Additionally, Sangoma SBCs can automatically translate codecs and audio with built-in interoperability and transcoding capabilities.

What are SBCs? We're glad you asked!

Benefits of SBCs

Encryption

TLS and SRTP encryption ensures there is no way to “eavesdrop” on calls as they move between the IP phones and IP PBX.
Encryption

Business Continuity

Maintain essential services while transitioning between phone systems or SIP trunks or due to catastrophic scenarios.
Business Continuity

Interoperability

Ensure compatibility between VoIP carriers and endpoints.
Interoperability

Remote Connectivity

Securely connect remote users to the corporate phone system without requiring a VPN.
Remote Connectivity
SBC-SMB
SMB SBC
Small to Medium Business SBC
5-30 concurrent calls

Enterprise SBC

Medium to Large Business SBC
25-250 concurrent calls

Netborder SBC

Large Business SBC
250-4000 concurrent calls
Models

Virtual Machine SBC

Software Only Solution – Up to 1000 concurrent calls
Get a free two-call license to demo with our SBC software.

Applications

Remote Workers

Connect remote workers to the corporate phone system without opening up ports in the firewall. The SBC monitors all the traffic for any malicious registrations or threats and takes immediate action.

Cloud Phone Systems

In a hosted environment, enterprises rely on the service provider for all their phone system services. An SBC protects its networks while managing any interoperability issues.

SIP Trunking

Service providers can use an SBC to protect their network and introduce new revenue streams by providing SIP services to customers using legacy PSTN equipment.

Security
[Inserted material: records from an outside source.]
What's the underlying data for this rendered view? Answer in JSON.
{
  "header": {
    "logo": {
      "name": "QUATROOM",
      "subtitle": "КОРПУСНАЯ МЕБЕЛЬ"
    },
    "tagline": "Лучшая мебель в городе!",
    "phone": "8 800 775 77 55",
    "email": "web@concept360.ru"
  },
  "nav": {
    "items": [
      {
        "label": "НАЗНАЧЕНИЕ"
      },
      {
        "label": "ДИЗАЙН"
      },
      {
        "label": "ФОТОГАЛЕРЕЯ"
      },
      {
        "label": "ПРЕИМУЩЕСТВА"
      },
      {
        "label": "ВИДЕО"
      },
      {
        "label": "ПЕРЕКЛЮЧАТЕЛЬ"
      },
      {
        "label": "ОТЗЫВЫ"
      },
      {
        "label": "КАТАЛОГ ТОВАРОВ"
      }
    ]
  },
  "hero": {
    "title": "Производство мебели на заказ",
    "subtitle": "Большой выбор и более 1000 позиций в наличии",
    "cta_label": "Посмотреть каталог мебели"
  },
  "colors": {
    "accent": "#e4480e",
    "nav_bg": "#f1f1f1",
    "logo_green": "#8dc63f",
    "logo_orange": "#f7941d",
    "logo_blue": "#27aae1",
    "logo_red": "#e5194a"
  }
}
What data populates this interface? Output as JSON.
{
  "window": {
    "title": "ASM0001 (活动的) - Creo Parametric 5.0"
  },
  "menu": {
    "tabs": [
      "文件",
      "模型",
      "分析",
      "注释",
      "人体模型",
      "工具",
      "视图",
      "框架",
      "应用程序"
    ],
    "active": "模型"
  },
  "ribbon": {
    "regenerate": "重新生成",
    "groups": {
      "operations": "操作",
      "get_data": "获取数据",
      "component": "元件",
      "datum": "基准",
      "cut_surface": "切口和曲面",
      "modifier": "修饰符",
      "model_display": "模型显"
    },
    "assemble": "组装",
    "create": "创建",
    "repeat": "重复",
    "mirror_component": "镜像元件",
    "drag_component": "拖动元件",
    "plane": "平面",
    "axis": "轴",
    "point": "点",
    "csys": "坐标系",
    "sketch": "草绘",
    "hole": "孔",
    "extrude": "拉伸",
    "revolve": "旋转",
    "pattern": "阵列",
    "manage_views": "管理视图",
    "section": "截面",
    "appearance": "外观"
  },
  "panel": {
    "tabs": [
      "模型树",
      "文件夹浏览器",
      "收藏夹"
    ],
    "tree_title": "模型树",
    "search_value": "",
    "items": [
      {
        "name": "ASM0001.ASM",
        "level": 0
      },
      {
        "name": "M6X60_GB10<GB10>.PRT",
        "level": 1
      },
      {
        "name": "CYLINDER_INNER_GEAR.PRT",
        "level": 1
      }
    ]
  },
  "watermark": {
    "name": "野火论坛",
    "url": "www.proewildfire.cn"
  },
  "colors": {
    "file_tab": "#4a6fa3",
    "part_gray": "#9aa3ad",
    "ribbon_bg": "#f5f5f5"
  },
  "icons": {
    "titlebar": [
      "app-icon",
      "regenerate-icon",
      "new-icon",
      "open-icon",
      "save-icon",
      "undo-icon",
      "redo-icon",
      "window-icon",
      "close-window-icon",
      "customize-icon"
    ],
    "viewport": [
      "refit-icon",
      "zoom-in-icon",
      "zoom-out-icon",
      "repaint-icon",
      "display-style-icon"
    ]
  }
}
SBCs protect against malicious attacks such as Denial-of-Service, toll fraud, and SIP/RTP flooding while hiding network topology to keep network routes unexposed.